A law requiring age restrictions for the morning-after pill in Oklahoma has been temporarily blocked by a county judge this week.
The law, which would have gone into effect on Thursday, requires women ages 17 and older to provide identification to a pharmacist before receiving the Plan B One-Step pill or other generic emergency contraceptives. The law would have also required women aged 17 and under to have a prescription to access the emergency contraception pills in the state.
The legislation was signed by Gov. Mary Fallin in May as a section of House Bill 2226, which deals primarily with health insurance forms. The bill was created in response to the April announcement by the Federal Drug Administration that federal restrictions on age for the morning-after pill would be lifted, and all girls could purchase the pill without a prescription. This decision by the FDA was confirmed by the Obama administration in June.
The New York-based Center for Reproductive Rights then filed a lawsuit on behalf of the Oklahoma Coalition for Reproductive Justice and the mother of a 15-year-old Oklahoma resident against the Oklahoma Pharmacy Board and the Oklahoma Attorney General, arguing that House Bill 2226 had violated the state's ban on logrolling, or putting more than one subject on one piece of legislation. The plaintiffs argued that because the state's morning-after pill age restrictions were passed as a part of a bill dealing primarily with health insurance forms, lawmakers were not given the opportunity to adequately address each subject. They also argued that the law discriminated against Oklahoma women.
Oklahoma County District Judge Lisa Davis issued a temporary injunction against the law on Monday, saying she believes the plaintiffs have a strong argument and therefore the law should be suspended until further court rulings are made.
Those supporting the legislation, including the state attorney general and governor, argue that the purpose of the law was to simply uphold the decade-long age restrictions and prescription requirements for the morning-after pill.
"We're disappointed the judge prevented the law from going into effect," said Diane Clay, spokeswoman for the state attorney general, E. Scott Pruitt. "The law simply keeps requirements the same as they have been for more than a decade, requiring those under age 17 to have a prescription to buy Plan B emergency contraceptives."
Patrick Wyrick, solicitor general for Pruitt's office, told Tulsa World that the measure did not serve as an example of "logrolling" because all measures listed on House Bill 2226 related to prescription drugs. Wyrick also argued that for years a prescription has been required to obtain the morning-after pill, and the legislation was just attempting to uphold that law.

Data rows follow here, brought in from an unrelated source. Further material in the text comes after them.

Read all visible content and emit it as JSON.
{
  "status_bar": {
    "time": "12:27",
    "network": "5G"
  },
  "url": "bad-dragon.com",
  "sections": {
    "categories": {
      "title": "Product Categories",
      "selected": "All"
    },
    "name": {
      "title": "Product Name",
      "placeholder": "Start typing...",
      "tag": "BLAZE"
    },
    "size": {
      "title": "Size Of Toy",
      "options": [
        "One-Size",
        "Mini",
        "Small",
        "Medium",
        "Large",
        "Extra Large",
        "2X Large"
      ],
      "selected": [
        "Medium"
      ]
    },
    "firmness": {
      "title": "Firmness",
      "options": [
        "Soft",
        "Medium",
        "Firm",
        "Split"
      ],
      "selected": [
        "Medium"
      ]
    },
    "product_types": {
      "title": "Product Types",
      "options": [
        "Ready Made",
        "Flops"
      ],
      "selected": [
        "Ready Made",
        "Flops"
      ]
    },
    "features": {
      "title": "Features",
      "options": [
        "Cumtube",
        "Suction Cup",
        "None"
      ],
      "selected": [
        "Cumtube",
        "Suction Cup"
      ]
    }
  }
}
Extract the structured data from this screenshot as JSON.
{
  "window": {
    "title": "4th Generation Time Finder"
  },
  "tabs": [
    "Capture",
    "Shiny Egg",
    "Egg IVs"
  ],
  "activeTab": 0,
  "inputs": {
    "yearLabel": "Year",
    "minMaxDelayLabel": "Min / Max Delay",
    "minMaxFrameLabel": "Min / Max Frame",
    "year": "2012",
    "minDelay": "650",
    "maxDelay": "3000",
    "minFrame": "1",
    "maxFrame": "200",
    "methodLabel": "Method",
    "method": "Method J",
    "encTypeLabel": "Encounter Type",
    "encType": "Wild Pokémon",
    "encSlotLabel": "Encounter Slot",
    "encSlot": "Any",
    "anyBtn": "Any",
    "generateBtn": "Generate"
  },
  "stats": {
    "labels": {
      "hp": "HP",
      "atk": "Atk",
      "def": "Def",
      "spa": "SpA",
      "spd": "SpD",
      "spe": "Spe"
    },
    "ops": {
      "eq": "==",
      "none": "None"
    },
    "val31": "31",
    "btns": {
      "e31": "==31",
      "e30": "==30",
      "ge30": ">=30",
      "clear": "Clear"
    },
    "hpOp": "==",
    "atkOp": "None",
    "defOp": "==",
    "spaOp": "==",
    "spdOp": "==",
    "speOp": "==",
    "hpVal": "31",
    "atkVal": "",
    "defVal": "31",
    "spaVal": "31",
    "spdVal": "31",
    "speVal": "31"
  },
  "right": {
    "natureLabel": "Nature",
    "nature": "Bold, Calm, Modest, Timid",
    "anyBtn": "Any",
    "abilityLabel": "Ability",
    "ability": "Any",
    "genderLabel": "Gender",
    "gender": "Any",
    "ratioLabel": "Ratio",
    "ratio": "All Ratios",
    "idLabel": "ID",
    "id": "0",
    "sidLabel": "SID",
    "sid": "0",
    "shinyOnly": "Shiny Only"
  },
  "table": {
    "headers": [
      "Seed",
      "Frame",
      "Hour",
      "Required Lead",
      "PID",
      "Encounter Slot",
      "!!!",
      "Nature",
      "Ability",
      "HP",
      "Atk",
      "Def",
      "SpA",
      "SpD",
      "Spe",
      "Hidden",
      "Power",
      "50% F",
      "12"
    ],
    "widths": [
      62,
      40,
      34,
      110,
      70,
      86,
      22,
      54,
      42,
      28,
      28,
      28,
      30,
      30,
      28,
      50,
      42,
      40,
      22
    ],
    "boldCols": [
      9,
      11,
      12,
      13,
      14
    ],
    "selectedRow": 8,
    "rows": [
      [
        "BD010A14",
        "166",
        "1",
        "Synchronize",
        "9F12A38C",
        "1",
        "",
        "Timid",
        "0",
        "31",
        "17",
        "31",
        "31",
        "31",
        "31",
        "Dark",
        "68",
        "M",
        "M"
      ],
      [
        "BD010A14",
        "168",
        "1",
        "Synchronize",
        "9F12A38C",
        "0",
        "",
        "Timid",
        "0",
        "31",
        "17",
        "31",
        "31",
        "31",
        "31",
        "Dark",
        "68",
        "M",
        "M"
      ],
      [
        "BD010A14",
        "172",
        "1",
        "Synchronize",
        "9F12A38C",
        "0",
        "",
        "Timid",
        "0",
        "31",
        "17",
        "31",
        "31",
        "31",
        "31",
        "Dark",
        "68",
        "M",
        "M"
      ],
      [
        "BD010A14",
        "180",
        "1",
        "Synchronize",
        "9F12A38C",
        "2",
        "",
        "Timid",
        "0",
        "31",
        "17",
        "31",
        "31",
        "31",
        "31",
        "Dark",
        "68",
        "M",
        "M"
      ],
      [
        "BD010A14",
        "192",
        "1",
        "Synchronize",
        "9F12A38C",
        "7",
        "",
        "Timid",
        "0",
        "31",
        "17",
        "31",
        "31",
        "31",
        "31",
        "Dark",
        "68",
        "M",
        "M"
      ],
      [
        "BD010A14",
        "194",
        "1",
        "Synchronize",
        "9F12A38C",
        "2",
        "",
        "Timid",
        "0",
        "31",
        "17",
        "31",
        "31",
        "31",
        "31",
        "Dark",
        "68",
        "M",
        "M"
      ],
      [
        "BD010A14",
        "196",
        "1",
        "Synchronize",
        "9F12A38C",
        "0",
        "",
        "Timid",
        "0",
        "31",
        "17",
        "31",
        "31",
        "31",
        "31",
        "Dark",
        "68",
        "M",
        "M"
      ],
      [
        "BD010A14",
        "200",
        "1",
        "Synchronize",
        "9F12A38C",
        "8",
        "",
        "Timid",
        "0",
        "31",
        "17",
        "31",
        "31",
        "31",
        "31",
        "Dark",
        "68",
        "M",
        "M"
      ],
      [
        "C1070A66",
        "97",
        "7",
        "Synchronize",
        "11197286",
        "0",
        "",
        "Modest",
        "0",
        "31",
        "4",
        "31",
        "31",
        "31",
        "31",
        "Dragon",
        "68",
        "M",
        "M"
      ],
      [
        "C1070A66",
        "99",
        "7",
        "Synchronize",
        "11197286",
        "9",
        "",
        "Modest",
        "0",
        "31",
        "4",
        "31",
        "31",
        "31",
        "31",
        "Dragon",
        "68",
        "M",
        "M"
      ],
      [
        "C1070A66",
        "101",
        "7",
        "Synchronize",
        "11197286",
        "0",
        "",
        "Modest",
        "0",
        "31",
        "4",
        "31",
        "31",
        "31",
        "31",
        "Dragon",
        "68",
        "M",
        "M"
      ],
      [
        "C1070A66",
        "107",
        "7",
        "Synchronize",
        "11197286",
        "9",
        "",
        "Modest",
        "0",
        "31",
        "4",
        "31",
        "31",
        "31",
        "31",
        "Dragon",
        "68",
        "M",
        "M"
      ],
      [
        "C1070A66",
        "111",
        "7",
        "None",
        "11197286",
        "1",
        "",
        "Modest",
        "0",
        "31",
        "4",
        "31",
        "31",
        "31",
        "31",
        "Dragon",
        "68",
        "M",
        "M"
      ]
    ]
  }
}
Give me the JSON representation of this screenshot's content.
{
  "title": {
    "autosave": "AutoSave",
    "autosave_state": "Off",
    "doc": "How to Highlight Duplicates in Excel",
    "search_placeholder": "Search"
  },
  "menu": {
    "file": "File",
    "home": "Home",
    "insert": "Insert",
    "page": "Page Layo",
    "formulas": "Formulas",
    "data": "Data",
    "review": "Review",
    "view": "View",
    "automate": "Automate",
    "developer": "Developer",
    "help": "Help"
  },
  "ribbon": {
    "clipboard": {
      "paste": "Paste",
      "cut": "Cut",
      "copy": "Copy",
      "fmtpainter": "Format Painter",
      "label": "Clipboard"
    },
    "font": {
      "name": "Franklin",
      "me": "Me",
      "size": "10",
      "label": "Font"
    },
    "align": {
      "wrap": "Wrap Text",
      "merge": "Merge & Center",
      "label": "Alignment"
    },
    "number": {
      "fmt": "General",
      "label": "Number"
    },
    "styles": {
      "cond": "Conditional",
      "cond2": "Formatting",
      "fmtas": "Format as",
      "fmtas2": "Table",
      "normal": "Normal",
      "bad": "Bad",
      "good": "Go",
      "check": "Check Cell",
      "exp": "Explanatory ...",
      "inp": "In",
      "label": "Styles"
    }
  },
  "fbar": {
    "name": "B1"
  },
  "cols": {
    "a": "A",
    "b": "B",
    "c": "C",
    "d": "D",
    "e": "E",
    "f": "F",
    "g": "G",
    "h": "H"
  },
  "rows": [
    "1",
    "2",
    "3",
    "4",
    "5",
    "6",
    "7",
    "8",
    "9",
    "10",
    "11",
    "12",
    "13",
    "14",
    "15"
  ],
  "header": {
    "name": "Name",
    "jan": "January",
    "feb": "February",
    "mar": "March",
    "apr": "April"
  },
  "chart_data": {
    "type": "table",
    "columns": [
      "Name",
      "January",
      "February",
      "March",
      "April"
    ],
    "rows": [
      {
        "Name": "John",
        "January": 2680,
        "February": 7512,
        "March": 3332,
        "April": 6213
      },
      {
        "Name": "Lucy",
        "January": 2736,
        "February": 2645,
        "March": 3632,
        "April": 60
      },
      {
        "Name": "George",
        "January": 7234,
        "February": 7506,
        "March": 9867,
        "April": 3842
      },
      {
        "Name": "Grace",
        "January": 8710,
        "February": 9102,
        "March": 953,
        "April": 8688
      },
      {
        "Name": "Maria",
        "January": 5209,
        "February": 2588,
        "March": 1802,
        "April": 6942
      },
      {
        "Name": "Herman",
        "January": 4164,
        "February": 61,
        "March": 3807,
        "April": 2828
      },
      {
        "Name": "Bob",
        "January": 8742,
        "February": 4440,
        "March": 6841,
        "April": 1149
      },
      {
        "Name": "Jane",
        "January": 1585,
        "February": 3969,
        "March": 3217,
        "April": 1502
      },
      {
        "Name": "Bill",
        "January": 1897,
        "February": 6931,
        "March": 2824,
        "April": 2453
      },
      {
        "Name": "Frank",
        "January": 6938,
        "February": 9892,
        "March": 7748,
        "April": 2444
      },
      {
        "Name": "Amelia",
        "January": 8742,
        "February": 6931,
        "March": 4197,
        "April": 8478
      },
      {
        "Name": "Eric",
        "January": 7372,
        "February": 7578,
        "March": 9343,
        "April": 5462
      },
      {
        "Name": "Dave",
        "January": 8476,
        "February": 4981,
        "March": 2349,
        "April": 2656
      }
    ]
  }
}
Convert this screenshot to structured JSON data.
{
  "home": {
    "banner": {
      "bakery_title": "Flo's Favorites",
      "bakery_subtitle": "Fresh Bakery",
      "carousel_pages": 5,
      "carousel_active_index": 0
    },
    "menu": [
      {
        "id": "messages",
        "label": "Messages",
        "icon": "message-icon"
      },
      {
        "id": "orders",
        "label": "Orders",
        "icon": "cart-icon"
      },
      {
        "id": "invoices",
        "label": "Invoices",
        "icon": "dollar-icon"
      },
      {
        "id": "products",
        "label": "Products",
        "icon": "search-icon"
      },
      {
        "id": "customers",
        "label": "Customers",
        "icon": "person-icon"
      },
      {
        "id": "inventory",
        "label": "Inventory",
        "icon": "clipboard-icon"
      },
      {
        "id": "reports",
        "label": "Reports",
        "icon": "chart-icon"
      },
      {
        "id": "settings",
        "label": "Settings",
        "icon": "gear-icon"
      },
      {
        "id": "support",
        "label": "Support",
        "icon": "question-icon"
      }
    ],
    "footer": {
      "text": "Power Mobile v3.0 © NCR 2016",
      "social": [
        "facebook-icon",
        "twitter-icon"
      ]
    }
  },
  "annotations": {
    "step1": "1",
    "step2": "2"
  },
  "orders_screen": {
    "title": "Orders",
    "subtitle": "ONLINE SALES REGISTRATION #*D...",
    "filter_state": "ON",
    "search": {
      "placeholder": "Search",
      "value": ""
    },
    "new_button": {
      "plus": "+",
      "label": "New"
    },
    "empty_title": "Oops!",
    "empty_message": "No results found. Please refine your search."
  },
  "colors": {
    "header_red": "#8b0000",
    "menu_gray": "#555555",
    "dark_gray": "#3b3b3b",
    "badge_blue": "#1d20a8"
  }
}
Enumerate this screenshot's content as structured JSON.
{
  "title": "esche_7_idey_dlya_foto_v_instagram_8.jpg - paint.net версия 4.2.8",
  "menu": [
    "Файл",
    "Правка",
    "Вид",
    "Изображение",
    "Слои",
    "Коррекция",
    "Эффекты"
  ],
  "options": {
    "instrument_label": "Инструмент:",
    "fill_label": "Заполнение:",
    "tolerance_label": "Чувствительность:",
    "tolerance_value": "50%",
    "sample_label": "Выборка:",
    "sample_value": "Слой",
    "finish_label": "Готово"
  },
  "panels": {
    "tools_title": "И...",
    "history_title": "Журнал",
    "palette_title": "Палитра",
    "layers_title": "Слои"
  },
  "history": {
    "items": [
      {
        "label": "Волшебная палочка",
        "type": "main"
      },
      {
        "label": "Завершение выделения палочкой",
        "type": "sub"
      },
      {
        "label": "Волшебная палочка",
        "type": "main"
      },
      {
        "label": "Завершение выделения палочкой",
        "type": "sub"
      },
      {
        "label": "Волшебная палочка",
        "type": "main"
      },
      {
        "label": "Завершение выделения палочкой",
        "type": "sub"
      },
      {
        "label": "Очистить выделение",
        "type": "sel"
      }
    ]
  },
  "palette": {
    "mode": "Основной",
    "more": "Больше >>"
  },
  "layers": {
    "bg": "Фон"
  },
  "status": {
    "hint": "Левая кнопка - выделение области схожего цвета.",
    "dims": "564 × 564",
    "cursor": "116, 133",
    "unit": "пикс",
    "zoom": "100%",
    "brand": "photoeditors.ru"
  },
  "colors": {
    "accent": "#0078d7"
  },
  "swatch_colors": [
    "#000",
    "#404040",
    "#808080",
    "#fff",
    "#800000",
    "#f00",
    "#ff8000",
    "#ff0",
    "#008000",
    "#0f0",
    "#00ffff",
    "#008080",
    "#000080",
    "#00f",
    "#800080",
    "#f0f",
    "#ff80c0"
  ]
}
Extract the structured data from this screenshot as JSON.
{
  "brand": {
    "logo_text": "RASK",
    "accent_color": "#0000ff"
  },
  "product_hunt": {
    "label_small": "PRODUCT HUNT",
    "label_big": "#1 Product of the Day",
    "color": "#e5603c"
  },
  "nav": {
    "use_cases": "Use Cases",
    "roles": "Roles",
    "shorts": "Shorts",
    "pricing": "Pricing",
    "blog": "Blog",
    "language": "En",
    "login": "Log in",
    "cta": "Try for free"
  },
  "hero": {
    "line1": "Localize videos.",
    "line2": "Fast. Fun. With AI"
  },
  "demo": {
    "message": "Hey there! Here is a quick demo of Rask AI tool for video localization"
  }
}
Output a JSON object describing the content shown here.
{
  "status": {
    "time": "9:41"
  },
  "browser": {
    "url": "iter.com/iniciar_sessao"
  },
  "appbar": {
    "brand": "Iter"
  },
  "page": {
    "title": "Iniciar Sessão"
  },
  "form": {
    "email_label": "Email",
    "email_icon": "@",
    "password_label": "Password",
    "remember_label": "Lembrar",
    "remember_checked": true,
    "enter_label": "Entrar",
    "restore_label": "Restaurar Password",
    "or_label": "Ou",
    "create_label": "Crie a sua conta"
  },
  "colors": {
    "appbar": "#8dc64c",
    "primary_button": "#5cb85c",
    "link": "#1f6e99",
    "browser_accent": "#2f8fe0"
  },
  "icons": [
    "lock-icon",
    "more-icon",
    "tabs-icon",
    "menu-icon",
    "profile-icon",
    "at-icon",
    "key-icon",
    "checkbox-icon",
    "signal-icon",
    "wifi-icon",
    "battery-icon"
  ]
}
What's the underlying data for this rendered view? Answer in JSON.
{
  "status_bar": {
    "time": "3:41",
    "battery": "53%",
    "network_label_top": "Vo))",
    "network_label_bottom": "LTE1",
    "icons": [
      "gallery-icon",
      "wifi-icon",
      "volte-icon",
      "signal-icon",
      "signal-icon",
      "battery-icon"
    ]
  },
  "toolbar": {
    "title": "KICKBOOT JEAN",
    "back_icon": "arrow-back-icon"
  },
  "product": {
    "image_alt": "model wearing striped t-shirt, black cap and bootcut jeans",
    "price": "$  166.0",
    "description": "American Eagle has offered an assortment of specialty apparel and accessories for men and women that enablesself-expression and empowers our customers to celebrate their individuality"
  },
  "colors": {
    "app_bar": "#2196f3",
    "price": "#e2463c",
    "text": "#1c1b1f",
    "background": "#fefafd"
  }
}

Wyrick added to the Associated Press that the morning-after pill measure was added to House Bill 2226 because it was late in the 2013 legislative session and the deadline for filing new legislation had expired. "There is no evidence that this was logrolled into passage," Wyrick said. "It was just a matter of legislative necessity."
Martha Skeeters, president of the Oklahoma Coalition for Reproductive Justice, which also served as a plaintiff in the lawsuit, told The Oklahoman that the judge's Monday decision was a good one, especially for young women in Oklahoma.
"This really will help to prevent unintended pregnancies among all women in Oklahoma, particularly among teens, which is very important given that Oklahoma is seventh among states for teen pregnancies," she said.
Opponents of the legislation are seeking a permanent injunction against the new law, but a court date for this challenge has yet to be set. The federal law that lifts restrictions on age for over-the-counter emergency contraceptives took effect Aug. 1.